But he stuck with it, and Gabelli began teaching him sauces and giving Paylor a good foundation in what it took to be a chef. While in cooking school, Paylor would return to the restaurant and cook when home, and then planned to follow Gabelli to Hawaii to open a new restaurant. The restaurant, however, never materialized and Paylor already had committed to Hawaii so he was stuck — for about six months doing odd catering and cooking jobs. “It wasn’t the worst time in the world,” he jokes, “but it sure was expensive to live.”
Coming back to Grays Harbor then at 26, his next mentor in the business was with Gibbons at Galway Bay. One of his first jobs was to oversee the transition into a new location, which the restaurant, pub and gift shop now occupies.
“It was pretty neat, working with contractors, buying glassware and setting everything up from scratch was a great learning experience,” Paylor said. “I say that I went to the Bill Gibbons school of restaurant management. He really taught me a lot.”
Paylor notes that Gibbons is a self-taught restaurant owner who followed his own vision of how to make it on a shoestring.
Since August 2011, he’s been at Seabrook and has found he can have the best of all worlds there, raising his two children who attend school in Pacific Beach while still being at the restaurant when the need and duty call. When Roloff came to him and said he was thinking of selling the business, Paylor found the financing to make the deal happen.
“He had talked to me over the course of having five or so different operators of the place and kept asking me if I wanted to be the guy,” Paylor said of his conversations with Roloff. “I had always turned him down, but the stars really aligned at one time.”
Someone brought in to the restaurant from out of town, he said, decided they didn’t want to stay at Seabrook any longer, and the nod fell to Paylor again.
“They let me come in and run it until two months ago when they came in and said, ‘We think the time is right that we want to sell it, and we want it to be you,” Paylor said. After a month or so of negotiations, the deal was signed and sealed about three weeks ago. Roloff and Seabrook still owns the equipment under the arrangement, but Paylor now owns the business.
“It really was a good deal. They obviously really wanted it to be me and were amenable to changing it around to make it a deal that would work for me,” Paylor said.
Last Friday during lunch, all but one table was full on a rainy day when the outdoor seating was not an option. Crowds are expected to swell this summer when Seabrook is featured as Sunset magazine’s “Idea Town,” bringing in an anticipated 30,000 visitors.
One of Paylor’s favorite recent moments at Seabrook was cooking for Sunset editor in chief Kitty Morgan recently at the restaurant. For the meal, he found the freshest steelhead from Quinault Pride and then contacted local growers for the rest.
“It was very cool and an honor. That lady has had some amazing meals in her lifetime and I would hope that we were able to showcase what we have in Grays Harbor,” he said.

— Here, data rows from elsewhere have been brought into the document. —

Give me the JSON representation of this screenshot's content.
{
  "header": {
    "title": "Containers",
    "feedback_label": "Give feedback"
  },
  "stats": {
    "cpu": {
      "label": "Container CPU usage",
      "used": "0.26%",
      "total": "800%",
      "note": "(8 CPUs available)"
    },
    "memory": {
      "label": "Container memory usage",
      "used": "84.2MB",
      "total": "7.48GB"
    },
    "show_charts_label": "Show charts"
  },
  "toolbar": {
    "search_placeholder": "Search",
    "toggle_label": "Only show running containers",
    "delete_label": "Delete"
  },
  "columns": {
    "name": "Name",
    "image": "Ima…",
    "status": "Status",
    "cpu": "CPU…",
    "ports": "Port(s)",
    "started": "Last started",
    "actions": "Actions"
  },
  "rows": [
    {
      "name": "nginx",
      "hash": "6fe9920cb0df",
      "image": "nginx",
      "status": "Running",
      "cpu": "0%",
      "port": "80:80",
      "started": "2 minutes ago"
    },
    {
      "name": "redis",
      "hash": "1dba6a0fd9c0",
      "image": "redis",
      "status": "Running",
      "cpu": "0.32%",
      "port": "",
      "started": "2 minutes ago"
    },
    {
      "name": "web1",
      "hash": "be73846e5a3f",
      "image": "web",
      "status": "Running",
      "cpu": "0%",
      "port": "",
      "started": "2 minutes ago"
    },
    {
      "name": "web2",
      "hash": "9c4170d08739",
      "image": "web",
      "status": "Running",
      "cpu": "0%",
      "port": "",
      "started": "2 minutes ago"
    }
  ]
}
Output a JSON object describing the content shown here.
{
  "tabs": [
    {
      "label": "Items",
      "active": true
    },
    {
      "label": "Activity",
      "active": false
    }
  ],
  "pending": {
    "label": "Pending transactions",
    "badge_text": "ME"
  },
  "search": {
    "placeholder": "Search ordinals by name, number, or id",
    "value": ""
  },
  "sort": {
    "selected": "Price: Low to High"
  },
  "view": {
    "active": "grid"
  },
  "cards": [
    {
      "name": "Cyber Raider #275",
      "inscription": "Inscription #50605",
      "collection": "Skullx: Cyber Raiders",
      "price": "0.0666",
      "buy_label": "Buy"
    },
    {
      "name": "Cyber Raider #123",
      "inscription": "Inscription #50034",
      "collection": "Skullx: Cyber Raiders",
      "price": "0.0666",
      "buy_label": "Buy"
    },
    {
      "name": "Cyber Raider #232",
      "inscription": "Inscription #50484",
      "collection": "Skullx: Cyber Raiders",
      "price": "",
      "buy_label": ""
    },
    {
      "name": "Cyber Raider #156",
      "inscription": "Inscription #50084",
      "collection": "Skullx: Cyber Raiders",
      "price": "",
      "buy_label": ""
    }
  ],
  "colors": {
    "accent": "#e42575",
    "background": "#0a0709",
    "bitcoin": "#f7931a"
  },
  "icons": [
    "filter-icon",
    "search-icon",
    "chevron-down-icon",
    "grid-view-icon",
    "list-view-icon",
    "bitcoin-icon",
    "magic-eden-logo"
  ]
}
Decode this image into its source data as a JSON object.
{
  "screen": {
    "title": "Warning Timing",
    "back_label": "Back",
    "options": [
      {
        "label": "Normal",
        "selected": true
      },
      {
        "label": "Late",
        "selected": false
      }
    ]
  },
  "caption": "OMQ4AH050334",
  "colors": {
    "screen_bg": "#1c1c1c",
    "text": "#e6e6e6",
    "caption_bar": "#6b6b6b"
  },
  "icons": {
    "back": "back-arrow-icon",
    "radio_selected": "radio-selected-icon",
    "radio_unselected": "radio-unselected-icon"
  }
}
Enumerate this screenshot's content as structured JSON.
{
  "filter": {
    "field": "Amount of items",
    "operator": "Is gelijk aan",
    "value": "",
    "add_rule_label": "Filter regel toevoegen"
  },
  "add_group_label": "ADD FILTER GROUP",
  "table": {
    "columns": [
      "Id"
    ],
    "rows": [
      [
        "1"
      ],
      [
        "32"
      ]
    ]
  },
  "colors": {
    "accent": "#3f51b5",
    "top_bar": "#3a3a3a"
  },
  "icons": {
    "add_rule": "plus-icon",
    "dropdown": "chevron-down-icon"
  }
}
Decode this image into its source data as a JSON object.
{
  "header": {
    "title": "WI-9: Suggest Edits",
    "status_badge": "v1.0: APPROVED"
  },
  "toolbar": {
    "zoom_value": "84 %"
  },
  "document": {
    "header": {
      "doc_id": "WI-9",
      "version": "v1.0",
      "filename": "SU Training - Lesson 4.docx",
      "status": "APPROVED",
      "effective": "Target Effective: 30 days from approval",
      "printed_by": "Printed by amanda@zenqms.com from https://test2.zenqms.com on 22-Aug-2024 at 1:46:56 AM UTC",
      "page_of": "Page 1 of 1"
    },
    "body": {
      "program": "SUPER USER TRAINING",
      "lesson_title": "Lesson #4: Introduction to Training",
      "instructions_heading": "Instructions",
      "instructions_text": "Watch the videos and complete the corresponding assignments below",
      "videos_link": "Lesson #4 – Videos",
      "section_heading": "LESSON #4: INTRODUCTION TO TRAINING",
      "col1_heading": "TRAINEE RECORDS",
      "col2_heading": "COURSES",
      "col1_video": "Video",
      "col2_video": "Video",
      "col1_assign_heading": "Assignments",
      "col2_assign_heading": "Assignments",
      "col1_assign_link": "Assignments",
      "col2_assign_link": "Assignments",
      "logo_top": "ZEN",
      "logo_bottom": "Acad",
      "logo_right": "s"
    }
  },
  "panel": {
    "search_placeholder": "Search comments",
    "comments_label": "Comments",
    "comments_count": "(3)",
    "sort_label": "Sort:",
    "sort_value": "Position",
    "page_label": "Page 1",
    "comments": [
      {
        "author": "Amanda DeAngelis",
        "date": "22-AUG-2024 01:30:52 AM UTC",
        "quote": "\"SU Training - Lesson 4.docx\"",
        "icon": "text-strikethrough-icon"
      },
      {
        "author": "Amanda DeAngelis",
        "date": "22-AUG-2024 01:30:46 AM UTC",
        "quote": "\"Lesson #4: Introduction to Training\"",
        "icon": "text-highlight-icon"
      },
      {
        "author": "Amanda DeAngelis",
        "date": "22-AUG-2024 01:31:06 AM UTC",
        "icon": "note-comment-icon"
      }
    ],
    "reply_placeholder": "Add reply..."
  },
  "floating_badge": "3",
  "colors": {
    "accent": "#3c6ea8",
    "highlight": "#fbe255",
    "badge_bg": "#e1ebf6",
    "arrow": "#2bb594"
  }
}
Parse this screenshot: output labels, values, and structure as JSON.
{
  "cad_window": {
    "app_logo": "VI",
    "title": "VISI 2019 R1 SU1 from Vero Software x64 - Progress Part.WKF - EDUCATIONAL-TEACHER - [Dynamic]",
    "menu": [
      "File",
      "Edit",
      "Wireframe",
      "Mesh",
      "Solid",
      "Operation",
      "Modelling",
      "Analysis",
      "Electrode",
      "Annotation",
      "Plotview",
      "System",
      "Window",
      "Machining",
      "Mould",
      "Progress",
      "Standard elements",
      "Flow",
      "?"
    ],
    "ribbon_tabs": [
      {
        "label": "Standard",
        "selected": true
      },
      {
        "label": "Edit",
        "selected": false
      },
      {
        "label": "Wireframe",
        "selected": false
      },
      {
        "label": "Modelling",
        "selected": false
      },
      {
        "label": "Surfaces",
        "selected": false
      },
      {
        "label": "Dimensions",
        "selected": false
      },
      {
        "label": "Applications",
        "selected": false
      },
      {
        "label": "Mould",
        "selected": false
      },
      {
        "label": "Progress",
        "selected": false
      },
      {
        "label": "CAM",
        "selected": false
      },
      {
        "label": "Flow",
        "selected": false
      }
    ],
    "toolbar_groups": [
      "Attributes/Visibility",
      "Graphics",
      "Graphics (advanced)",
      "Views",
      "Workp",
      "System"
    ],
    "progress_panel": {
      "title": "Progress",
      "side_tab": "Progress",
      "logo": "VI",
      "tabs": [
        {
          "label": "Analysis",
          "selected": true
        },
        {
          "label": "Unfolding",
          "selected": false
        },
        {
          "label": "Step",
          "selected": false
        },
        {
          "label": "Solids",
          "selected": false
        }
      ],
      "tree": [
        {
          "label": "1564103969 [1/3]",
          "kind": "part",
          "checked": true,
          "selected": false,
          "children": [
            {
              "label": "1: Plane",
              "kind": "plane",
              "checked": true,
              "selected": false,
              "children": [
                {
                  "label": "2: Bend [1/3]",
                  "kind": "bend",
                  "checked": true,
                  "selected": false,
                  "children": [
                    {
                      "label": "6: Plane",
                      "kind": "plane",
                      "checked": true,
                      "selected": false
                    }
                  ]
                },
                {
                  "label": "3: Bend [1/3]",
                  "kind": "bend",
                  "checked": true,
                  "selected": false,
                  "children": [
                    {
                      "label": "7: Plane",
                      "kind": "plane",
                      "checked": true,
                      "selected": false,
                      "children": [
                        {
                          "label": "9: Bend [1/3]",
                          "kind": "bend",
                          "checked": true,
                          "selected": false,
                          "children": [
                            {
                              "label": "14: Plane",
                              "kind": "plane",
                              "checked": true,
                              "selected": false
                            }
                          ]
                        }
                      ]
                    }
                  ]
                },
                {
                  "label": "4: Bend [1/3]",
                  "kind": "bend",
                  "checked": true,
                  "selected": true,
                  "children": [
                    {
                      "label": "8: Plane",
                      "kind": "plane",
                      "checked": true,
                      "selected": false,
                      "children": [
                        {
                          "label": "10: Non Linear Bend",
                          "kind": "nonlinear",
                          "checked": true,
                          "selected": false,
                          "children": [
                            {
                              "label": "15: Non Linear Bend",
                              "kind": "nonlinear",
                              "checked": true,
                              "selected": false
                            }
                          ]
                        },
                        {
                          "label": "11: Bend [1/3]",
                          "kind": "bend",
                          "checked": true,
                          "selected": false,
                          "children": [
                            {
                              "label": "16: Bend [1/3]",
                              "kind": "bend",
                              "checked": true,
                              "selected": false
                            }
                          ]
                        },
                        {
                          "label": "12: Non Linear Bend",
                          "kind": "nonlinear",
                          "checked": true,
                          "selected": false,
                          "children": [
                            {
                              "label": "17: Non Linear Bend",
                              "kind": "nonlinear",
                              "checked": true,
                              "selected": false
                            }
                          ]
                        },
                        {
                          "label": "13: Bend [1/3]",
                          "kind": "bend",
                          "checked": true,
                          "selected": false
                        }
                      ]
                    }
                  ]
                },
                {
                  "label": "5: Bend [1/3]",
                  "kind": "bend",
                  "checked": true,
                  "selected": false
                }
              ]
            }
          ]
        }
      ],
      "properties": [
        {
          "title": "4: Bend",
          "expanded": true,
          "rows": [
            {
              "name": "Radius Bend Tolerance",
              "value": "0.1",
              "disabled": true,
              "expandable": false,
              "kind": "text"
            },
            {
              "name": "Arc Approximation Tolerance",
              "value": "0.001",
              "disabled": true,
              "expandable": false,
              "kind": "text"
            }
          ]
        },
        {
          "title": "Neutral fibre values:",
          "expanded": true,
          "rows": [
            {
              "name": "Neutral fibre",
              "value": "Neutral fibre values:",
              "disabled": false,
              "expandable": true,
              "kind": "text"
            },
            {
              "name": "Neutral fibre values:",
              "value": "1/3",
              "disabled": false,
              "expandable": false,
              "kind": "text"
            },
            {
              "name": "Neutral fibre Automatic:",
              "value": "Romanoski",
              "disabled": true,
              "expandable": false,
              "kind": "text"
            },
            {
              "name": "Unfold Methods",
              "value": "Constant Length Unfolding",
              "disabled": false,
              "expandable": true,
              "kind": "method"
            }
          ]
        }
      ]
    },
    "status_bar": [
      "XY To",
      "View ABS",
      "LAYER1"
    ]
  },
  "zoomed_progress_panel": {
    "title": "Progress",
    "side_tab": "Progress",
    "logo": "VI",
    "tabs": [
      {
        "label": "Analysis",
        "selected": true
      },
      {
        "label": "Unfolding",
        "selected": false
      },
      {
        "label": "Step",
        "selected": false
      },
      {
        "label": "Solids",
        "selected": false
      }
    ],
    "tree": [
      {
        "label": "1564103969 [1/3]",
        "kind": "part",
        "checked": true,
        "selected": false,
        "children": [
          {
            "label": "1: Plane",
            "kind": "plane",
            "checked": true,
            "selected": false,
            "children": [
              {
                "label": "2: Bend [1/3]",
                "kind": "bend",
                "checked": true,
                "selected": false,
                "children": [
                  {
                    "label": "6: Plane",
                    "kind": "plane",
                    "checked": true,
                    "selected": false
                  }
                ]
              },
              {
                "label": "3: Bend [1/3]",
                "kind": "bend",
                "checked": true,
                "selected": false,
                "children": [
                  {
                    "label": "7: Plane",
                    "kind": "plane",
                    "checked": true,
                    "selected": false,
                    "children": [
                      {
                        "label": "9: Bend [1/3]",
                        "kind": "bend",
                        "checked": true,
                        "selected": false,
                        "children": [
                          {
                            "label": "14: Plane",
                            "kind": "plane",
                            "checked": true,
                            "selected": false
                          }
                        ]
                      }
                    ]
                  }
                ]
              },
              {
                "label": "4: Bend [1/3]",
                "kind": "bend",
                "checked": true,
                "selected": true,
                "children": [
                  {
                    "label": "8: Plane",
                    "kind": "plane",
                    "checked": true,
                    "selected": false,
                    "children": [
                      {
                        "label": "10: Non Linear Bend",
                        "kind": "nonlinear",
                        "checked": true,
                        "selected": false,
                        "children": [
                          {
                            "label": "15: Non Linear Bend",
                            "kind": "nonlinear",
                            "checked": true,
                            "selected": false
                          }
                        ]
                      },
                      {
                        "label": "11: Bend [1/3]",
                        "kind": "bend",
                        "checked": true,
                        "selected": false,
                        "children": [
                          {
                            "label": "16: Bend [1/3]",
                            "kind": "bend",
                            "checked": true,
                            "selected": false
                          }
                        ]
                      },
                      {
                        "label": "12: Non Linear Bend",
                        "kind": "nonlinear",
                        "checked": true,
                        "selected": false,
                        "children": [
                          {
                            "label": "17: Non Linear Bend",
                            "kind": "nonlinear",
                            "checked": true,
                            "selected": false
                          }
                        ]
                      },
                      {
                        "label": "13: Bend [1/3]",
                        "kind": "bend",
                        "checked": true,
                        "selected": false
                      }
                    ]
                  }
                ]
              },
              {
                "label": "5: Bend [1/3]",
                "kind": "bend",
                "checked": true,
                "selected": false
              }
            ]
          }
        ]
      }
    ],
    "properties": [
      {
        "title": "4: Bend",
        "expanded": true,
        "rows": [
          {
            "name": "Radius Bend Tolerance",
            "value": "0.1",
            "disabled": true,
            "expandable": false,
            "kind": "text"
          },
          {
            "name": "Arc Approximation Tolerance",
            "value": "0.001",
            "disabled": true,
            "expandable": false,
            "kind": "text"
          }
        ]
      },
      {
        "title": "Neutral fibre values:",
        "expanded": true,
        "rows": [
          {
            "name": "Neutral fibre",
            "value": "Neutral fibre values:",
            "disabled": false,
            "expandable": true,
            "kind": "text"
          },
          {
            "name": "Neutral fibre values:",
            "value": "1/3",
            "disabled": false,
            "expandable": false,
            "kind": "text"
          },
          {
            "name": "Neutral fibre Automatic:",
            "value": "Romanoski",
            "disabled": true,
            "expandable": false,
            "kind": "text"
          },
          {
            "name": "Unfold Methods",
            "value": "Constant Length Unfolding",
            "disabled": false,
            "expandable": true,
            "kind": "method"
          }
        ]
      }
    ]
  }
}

Paylor believes his main market is “fish and chips families.” But he notes that younger families at Seabrook appear to want a fairly healthy menu, too. No corn dogs or heavily fried foods on the menu. He also finds more requests for vegan dishes.
“My market is vacationers about my age with kids about my kids’ ages,” he said.
While there’s not much more room to grow at Mill 109, the restaurant is hosting live music on the weekends and Paylor will be the first caterer of choice once Seabrook starts hosting larger banquets, weddings and conventions. The first wedding will be this June.
For more information, call (360) 276-4884 or visit the website at http://www.mill109.com/